Which lines in the data below contain the word "title"? Return each of them.

ENTRIES SHOWN
^^^^
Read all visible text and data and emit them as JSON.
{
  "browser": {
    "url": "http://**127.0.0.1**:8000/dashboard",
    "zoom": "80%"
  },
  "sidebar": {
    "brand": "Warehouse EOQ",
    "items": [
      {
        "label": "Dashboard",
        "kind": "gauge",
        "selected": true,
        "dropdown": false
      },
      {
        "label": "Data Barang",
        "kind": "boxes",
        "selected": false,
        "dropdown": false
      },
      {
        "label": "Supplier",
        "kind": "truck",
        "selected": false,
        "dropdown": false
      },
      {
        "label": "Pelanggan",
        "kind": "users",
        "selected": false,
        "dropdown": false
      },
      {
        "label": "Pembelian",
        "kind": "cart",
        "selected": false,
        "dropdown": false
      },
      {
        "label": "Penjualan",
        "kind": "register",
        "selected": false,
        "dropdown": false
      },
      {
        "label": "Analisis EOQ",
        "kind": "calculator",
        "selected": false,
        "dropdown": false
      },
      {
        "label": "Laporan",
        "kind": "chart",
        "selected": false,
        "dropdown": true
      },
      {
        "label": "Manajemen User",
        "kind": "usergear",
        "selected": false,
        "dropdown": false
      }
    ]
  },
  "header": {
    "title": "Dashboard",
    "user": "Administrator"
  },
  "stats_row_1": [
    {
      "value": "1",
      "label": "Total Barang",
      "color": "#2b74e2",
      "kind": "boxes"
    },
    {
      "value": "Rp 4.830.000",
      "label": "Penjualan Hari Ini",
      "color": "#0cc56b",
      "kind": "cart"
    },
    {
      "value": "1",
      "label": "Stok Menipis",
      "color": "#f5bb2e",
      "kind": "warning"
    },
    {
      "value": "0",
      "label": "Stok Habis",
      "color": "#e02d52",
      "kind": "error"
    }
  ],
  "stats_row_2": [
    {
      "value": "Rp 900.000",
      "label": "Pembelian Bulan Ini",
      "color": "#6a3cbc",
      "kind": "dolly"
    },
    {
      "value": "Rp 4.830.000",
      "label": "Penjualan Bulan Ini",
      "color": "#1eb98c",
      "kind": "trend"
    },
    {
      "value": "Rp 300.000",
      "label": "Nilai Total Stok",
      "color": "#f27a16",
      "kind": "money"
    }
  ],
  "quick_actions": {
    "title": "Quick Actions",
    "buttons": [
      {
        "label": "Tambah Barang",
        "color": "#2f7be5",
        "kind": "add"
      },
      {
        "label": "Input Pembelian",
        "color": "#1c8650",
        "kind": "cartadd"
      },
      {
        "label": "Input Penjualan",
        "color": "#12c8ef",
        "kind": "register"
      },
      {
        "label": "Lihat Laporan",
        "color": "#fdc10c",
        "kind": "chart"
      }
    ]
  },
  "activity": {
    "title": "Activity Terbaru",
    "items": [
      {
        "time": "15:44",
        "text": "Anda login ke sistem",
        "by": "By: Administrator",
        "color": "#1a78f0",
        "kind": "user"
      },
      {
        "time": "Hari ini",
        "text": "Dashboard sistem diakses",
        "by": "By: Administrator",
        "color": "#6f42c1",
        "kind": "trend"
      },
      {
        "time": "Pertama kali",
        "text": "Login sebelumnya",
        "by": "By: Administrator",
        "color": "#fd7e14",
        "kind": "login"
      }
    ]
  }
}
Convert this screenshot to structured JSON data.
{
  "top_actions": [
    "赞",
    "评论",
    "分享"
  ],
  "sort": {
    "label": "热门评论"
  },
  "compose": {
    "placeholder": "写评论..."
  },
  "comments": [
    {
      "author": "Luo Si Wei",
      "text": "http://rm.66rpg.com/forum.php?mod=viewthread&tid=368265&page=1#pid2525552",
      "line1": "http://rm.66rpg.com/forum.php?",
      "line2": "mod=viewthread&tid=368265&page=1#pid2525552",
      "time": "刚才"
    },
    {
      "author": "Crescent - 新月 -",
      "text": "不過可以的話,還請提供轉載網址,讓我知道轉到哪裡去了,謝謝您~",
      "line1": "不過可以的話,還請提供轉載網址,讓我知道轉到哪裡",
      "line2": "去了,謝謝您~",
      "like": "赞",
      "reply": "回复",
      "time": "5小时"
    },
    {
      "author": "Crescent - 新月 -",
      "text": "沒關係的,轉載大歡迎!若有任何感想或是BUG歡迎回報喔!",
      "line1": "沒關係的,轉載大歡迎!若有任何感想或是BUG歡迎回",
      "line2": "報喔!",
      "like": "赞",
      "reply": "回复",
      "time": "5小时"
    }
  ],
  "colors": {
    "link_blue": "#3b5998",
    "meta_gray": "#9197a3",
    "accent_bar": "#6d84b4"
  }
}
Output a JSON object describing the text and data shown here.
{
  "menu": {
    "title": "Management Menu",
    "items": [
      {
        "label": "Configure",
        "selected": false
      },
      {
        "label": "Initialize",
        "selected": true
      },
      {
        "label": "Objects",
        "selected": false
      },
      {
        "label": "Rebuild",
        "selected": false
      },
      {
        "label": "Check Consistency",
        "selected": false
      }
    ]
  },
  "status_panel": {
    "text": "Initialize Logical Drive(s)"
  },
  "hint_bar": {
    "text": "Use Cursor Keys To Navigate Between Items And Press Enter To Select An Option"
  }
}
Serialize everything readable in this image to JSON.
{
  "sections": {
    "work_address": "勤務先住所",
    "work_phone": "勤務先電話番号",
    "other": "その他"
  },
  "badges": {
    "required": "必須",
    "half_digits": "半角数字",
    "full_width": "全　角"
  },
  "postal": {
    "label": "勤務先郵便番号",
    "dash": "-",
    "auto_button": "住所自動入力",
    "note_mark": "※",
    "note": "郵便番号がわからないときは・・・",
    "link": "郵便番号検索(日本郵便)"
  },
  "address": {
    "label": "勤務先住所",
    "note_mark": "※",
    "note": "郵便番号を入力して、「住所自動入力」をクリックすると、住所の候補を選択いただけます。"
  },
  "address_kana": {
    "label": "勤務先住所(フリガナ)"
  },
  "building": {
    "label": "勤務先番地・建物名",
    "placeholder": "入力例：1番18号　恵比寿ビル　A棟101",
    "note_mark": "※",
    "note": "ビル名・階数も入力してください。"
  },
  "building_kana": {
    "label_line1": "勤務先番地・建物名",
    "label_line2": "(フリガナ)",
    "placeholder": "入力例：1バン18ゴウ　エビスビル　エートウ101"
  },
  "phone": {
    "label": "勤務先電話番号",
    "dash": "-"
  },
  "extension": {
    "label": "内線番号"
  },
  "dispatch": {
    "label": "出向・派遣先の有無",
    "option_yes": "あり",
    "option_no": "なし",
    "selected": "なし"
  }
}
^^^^
ANSWER FOR THIS EXERCISE
    "title": "Dashboard",
    "title": "Quick Actions",
    "title": "Activity Terbaru",
    "title": "Management Menu",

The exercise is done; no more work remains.